    [...] -Too many players are said to be over or under-rated.  Here is the “Rightly-Rated” team. [...]

  2. Linked On Sports « LinkedOnSports.com says:

    [...] -Too many players are said to be over or under-rated.  Here is the “Rightly-Rated” team. [...]

  3. Austin Kent says:

    Appropriately… I think is the word you’re looking for.

    Hahaha. Good post Trev.

  4. CaptFamous says:

    I’d like to hand an honorable mention to Kendrick Perkins. Nobody ever talks about him, which is perfect, because he’s the type of player that should never be talked about when he’s on a good team. He’s solid enough that people don’t rag on him, but doesn’t have enough skills to merit even a whisper in any All-Star discussions.

  5. AJ says:

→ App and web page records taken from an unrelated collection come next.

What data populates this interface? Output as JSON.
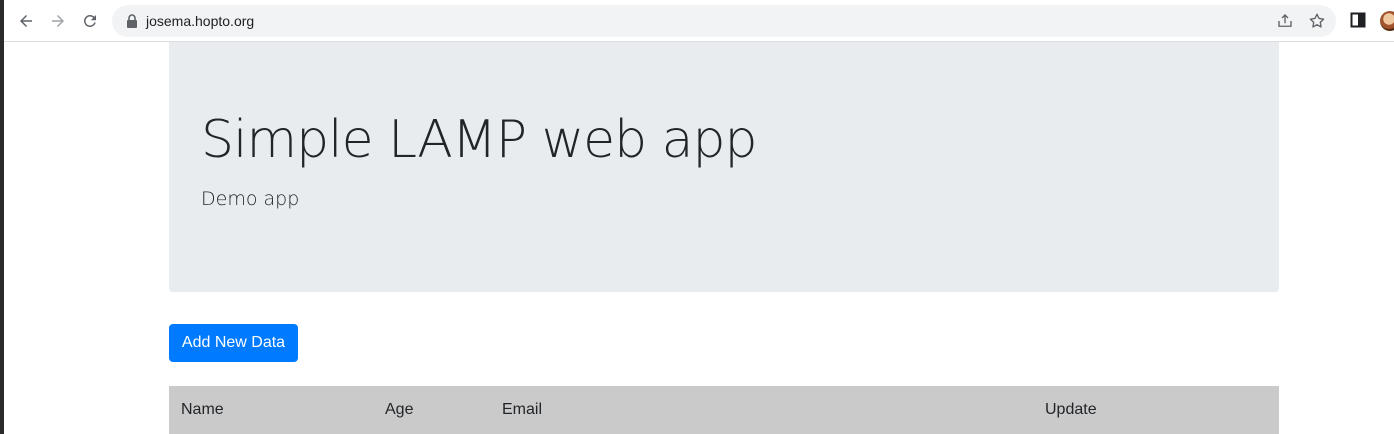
{
  "browser": {
    "url": "josema.hopto.org"
  },
  "jumbotron": {
    "title": "Simple LAMP web app",
    "lead": "Demo app"
  },
  "actions": {
    "add_button": "Add New Data"
  },
  "table": {
    "headers": [
      "Name",
      "Age",
      "Email",
      "Update"
    ]
  },
  "colors": {
    "primary": "#007bff",
    "jumbotron_bg": "#e9ecef",
    "table_header_bg": "#cacaca"
  }
}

    I’ve said it once, I’ll say it again, Nick Fazekas is also rightly rated. Think about it.